### THE TASK
Copy each line of the data that has "true" in it.

(SOURCE MATERIAL)

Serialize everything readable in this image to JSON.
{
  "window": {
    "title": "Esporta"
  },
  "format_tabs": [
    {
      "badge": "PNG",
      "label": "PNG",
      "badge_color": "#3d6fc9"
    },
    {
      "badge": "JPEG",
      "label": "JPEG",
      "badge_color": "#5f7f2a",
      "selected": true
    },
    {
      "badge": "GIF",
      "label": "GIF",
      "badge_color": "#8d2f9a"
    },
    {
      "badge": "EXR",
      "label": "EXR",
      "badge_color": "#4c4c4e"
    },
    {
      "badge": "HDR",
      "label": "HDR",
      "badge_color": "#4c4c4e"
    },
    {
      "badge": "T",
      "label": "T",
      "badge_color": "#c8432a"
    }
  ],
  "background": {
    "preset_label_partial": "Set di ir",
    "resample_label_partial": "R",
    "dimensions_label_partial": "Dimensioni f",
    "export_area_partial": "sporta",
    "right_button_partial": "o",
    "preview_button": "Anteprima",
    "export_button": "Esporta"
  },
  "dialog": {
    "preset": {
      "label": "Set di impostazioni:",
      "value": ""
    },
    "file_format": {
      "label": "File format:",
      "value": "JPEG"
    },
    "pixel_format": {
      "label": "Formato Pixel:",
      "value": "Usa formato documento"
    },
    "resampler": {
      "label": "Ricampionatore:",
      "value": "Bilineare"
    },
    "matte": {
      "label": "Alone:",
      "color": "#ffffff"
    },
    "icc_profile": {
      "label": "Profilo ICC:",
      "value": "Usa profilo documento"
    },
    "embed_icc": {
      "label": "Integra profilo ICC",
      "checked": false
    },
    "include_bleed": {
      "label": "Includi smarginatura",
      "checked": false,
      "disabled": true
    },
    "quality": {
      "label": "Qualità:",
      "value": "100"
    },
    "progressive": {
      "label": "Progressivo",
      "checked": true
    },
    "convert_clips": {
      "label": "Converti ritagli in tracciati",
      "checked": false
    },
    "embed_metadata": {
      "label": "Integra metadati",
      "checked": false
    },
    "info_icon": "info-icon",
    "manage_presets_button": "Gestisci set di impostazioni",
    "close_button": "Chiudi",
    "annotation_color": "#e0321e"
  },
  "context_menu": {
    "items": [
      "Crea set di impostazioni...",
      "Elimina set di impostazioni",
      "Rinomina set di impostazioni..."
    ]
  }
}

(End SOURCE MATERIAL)

### YOUR SOLUTION
      "selected": true
      "disabled": true
      "checked": true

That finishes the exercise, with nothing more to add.